**AIM OF THE EXERCISE**
Where does the string "true" occur in the records? Copy each line that holds it.

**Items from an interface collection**
______________________________

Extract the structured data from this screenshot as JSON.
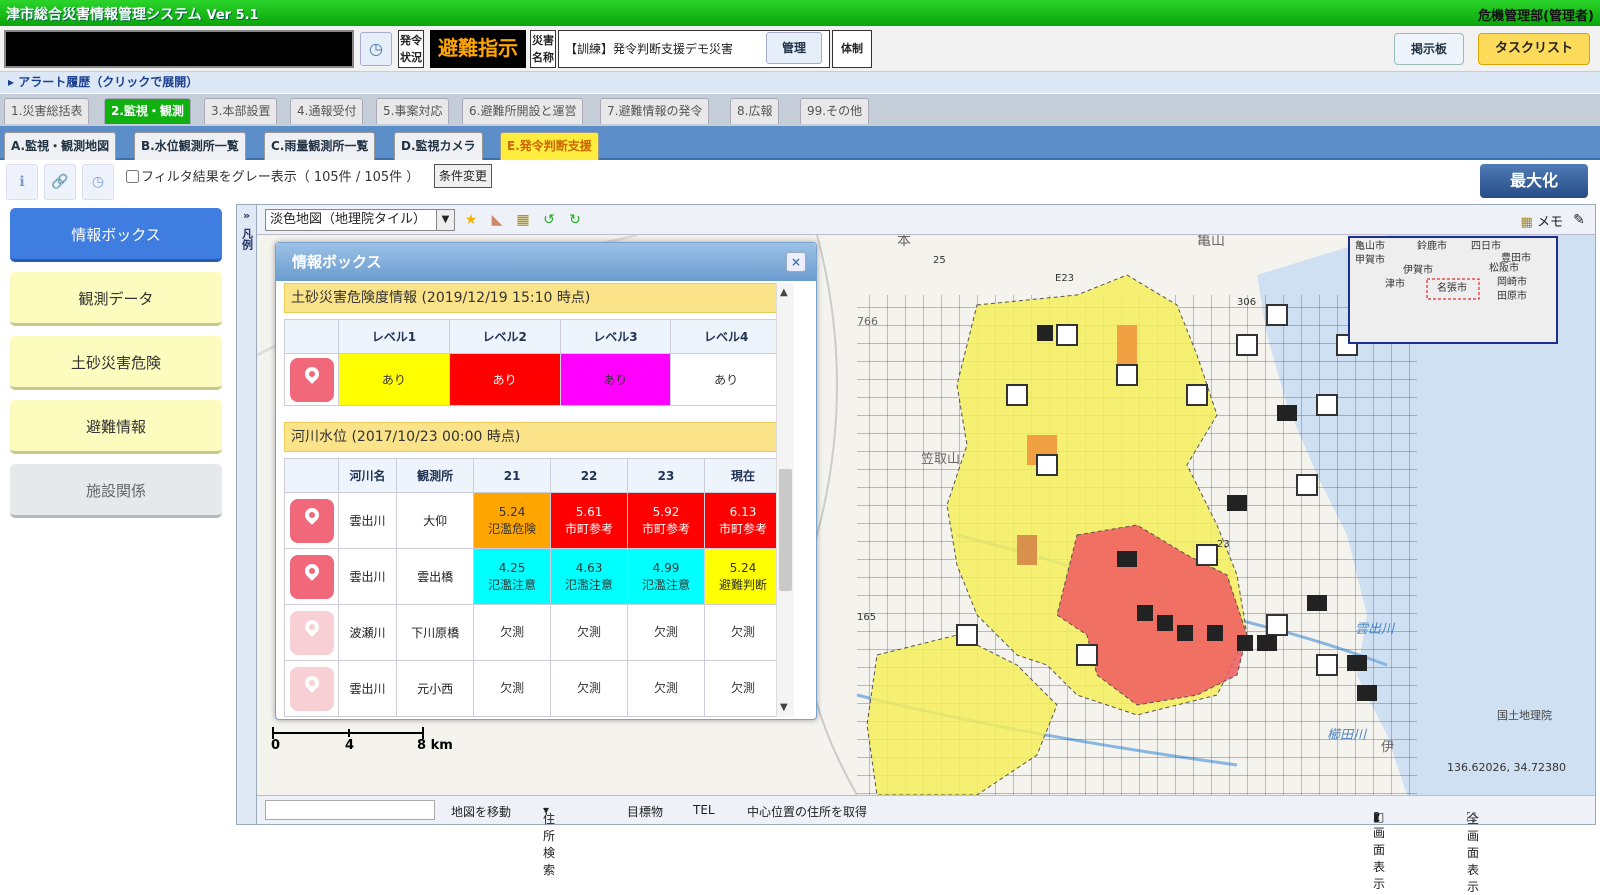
{
  "app": {
    "title": "津市総合災害情報管理システム",
    "version": "Ver 5.1",
    "user": "危機管理部(管理者)"
  },
  "status": {
    "hatsurei_label": "発令状況",
    "hatsurei_value": "避難指示",
    "saigai_label": "災害名称",
    "saigai_value": "【訓練】発令判断支援デモ災害",
    "kanri_label": "管理",
    "taisei_label": "体制",
    "bbs_label": "掲示板",
    "tasklist_label": "タスクリスト"
  },
  "alert": {
    "label": "アラート履歴（クリックで展開）"
  },
  "tabs1": [
    "1.災害総括表",
    "2.監視・観測",
    "3.本部設置",
    "4.通報受付",
    "5.事案対応",
    "6.避難所開設と運営",
    "7.避難情報の発令",
    "8.広報",
    "99.その他"
  ],
  "tabs2": [
    "A.監視・観測地図",
    "B.水位観測所一覧",
    "C.雨量観測所一覧",
    "D.監視カメラ",
    "E.発令判断支援"
  ],
  "toolbar": {
    "filter_label": "フィルタ結果をグレー表示（ 105件 / 105件 ）",
    "cond_label": "条件変更",
    "max_label": "最大化"
  },
  "left": [
    "情報ボックス",
    "観測データ",
    "土砂災害危険",
    "避難情報",
    "施設関係"
  ],
  "map": {
    "legend": "凡例",
    "layer": "淡色地図（地理院タイル）",
    "memo": "メモ",
    "attribution": "国土地理院",
    "coords": "136.62026, 34.72380",
    "scale": [
      "0",
      "4",
      "8 km"
    ],
    "bottom": {
      "move": "地図を移動",
      "addr": "住所検索",
      "landmark": "目標物",
      "tel": "TEL",
      "center": "中心位置の住所を取得",
      "two": "2画面表示",
      "full": "全画面表示"
    },
    "labels": [
      "本",
      "亀山",
      "笠取山",
      "伊",
      "雲出川",
      "櫛田川",
      "766",
      "25",
      "E23",
      "306",
      "165",
      "23"
    ],
    "overview": [
      "亀山市",
      "鈴鹿市",
      "甲賀市",
      "伊賀市",
      "名張市",
      "四日市",
      "津市",
      "松阪市",
      "田原市",
      "豊田市",
      "岡崎市"
    ]
  },
  "infobox": {
    "title": "情報ボックス",
    "dosha": {
      "header": "土砂災害危険度情報 (2019/12/19 15:10 時点)",
      "cols": [
        "レベル1",
        "レベル2",
        "レベル3",
        "レベル4"
      ],
      "vals": [
        "あり",
        "あり",
        "あり",
        "あり"
      ],
      "colors": [
        "#ffff00",
        "#ff0000",
        "#ff00ff",
        "#ffffff"
      ]
    },
    "river": {
      "header": "河川水位 (2017/10/23 00:00 時点)",
      "cols": [
        "河川名",
        "観測所",
        "21",
        "22",
        "23",
        "現在"
      ],
      "rows": [
        {
          "river": "雲出川",
          "station": "大仰",
          "cells": [
            [
              "5.24",
              "氾濫危険"
            ],
            [
              "5.61",
              "市町参考"
            ],
            [
              "5.92",
              "市町参考"
            ],
            [
              "6.13",
              "市町参考"
            ]
          ],
          "colors": [
            "#ffa500",
            "#ff0000",
            "#ff0000",
            "#ff0000"
          ],
          "light": false
        },
        {
          "river": "雲出川",
          "station": "雲出橋",
          "cells": [
            [
              "4.25",
              "氾濫注意"
            ],
            [
              "4.63",
              "氾濫注意"
            ],
            [
              "4.99",
              "氾濫注意"
            ],
            [
              "5.24",
              "避難判断"
            ]
          ],
          "colors": [
            "#00ffff",
            "#00ffff",
            "#00ffff",
            "#ffff00"
          ],
          "light": false
        },
        {
          "river": "波瀬川",
          "station": "下川原橋",
          "cells": [
            [
              "欠測",
              ""
            ],
            [
              "欠測",
              ""
            ],
            [
              "欠測",
              ""
            ],
            [
              "欠測",
              ""
            ]
          ],
          "colors": [
            "#fff",
            "#fff",
            "#fff",
            "#fff"
          ],
          "light": true
        },
        {
          "river": "雲出川",
          "station": "元小西",
          "cells": [
            [
              "欠測",
              ""
            ],
            [
              "欠測",
              ""
            ],
            [
              "欠測",
              ""
            ],
            [
              "欠測",
              ""
            ]
          ],
          "colors": [
            "#fff",
            "#fff",
            "#fff",
            "#fff"
          ],
          "light": true
        }
      ]
    }
  }
}
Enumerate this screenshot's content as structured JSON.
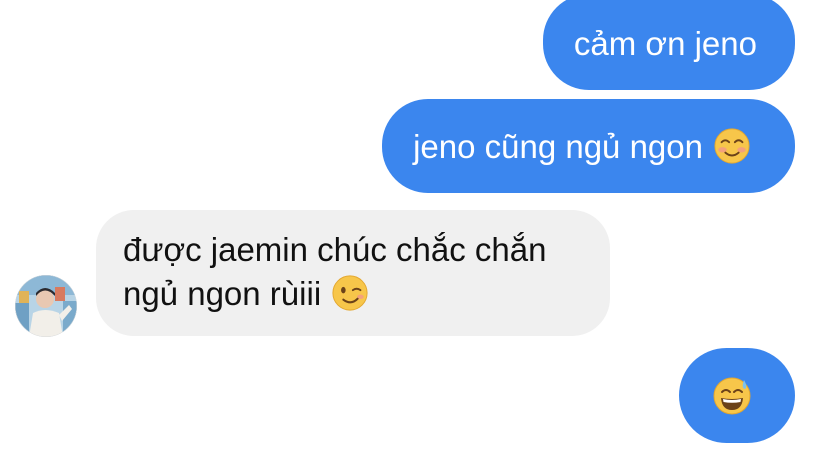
{
  "messages": [
    {
      "sender": "me",
      "text": "cảm ơn jeno",
      "emoji": ""
    },
    {
      "sender": "me",
      "text": "jeno cũng ngủ ngon",
      "emoji": "smiling-blush-emoji"
    },
    {
      "sender": "jaemin",
      "text": "được jaemin chúc chắc chắn ngủ ngon rùiii",
      "emoji": "wink-emoji"
    },
    {
      "sender": "me",
      "text": "",
      "emoji": "grinning-sweat-emoji"
    }
  ],
  "avatar": {
    "icon": "contact-avatar"
  },
  "colors": {
    "outgoing_bubble": "#3b86ee",
    "incoming_bubble": "#f0f0f0",
    "outgoing_text": "#ffffff",
    "incoming_text": "#111111"
  }
}
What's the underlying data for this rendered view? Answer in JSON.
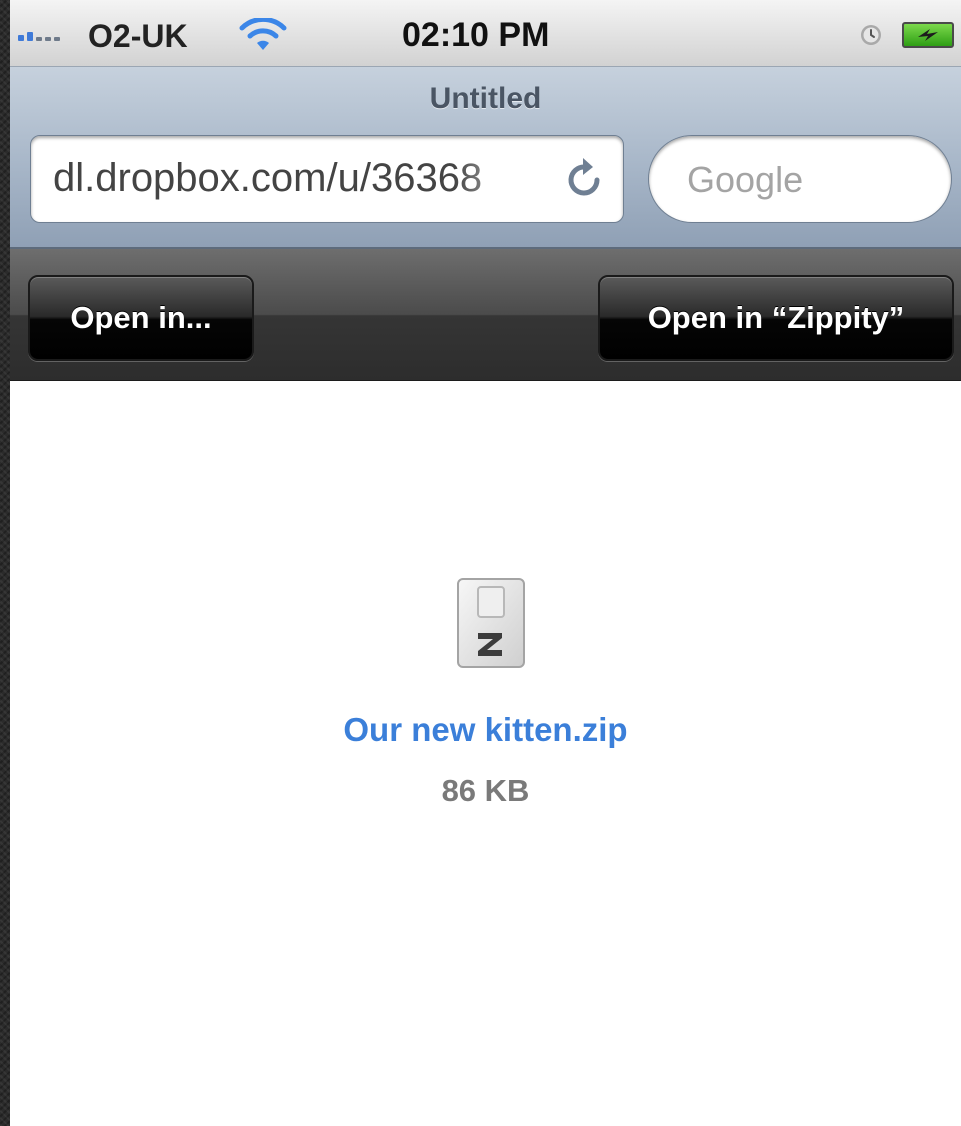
{
  "status_bar": {
    "carrier": "O2-UK",
    "time": "02:10 PM",
    "signal_bars_active": 2,
    "signal_bars_total": 5,
    "icons": [
      "signal-icon",
      "wifi-icon",
      "alarm-icon",
      "battery-charging-icon"
    ]
  },
  "browser": {
    "page_title": "Untitled",
    "url": "dl.dropbox.com/u/36368",
    "search_placeholder": "Google",
    "icons": [
      "reload-icon"
    ]
  },
  "toolbar": {
    "open_in_label": "Open in...",
    "open_in_app_label": "Open in “Zippity”"
  },
  "file": {
    "name": "Our new kitten.zip",
    "size": "86 KB",
    "icon": "zip-file-icon"
  },
  "colors": {
    "link": "#3b7fd9",
    "signal_active": "#3f7ad8",
    "wifi": "#3b86e8",
    "battery": "#4cc22a"
  }
}
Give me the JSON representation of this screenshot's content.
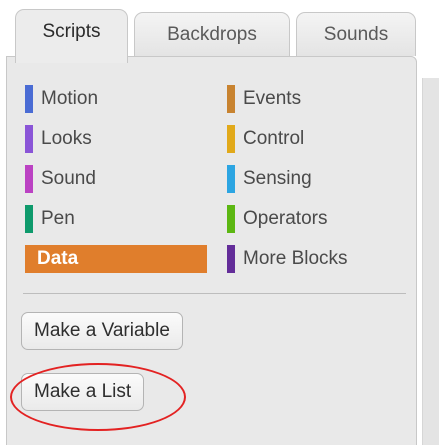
{
  "tabs": [
    {
      "label": "Scripts",
      "active": true
    },
    {
      "label": "Backdrops",
      "active": false
    },
    {
      "label": "Sounds",
      "active": false
    }
  ],
  "categories": {
    "left": [
      {
        "label": "Motion",
        "color": "#4a6cd4"
      },
      {
        "label": "Looks",
        "color": "#8a55d7"
      },
      {
        "label": "Sound",
        "color": "#bb42c3"
      },
      {
        "label": "Pen",
        "color": "#0e9a6c"
      },
      {
        "label": "Data",
        "color": "#ee7d16",
        "selected": true
      }
    ],
    "right": [
      {
        "label": "Events",
        "color": "#c88330"
      },
      {
        "label": "Control",
        "color": "#e1a91a"
      },
      {
        "label": "Sensing",
        "color": "#2ca5e2"
      },
      {
        "label": "Operators",
        "color": "#5cb712"
      },
      {
        "label": "More Blocks",
        "color": "#632d99"
      }
    ]
  },
  "buttons": {
    "make_variable": "Make a Variable",
    "make_list": "Make a List"
  },
  "annotation": {
    "highlight_color": "#e32222"
  }
}
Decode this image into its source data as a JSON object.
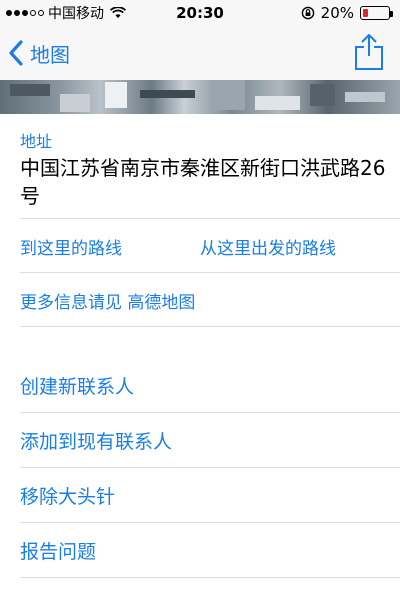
{
  "status_bar": {
    "signal_dots": 5,
    "signal_filled": 3,
    "carrier": "中国移动",
    "time": "20:30",
    "battery_percent": "20%",
    "battery_level": 0.2,
    "battery_color": "#e0262b"
  },
  "nav": {
    "back_label": "地图",
    "accent": "#1a7ee6"
  },
  "address": {
    "title": "地址",
    "value": "中国江苏省南京市秦淮区新街口洪武路26号"
  },
  "routes": {
    "to_here": "到这里的路线",
    "from_here": "从这里出发的路线"
  },
  "more_info": "更多信息请见 高德地图",
  "actions": [
    {
      "label": "创建新联系人"
    },
    {
      "label": "添加到现有联系人"
    },
    {
      "label": "移除大头针"
    },
    {
      "label": "报告问题"
    }
  ]
}
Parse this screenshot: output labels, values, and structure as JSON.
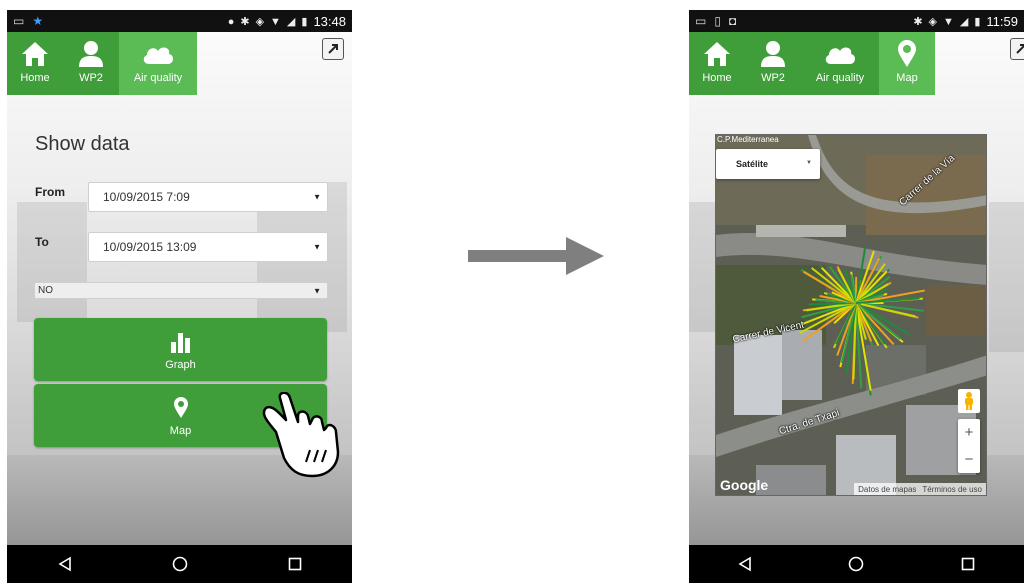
{
  "left_screen": {
    "status_bar": {
      "time": "13:48"
    },
    "nav": [
      {
        "label": "Home",
        "icon": "home-icon"
      },
      {
        "label": "WP2",
        "icon": "user-icon"
      },
      {
        "label": "Air quality",
        "icon": "cloud-icon"
      }
    ],
    "title": "Show data",
    "from_label": "From",
    "from_value": "10/09/2015 7:09",
    "to_label": "To",
    "to_value": "10/09/2015 13:09",
    "pollutant_value": "NO",
    "graph_button": "Graph",
    "map_button": "Map"
  },
  "right_screen": {
    "status_bar": {
      "time": "11:59"
    },
    "nav": [
      {
        "label": "Home",
        "icon": "home-icon"
      },
      {
        "label": "WP2",
        "icon": "user-icon"
      },
      {
        "label": "Air quality",
        "icon": "cloud-icon"
      },
      {
        "label": "Map",
        "icon": "map-pin-icon"
      }
    ],
    "map": {
      "map_type": "Satélite",
      "attribution_top": "C.P.Mediterranea",
      "street_1": "Carrer de la Vía",
      "street_2": "Carrer de Vicent",
      "street_3": "Ctra. de Txapi",
      "footer_data": "Datos de mapas",
      "footer_terms": "Términos de uso",
      "logo": "Google"
    }
  },
  "colors": {
    "nav_green": "#3f9d3a",
    "nav_active": "#5bbb55"
  }
}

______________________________

**RESULT**
          "light": true
          "light": true
      "active": true
        "selected": true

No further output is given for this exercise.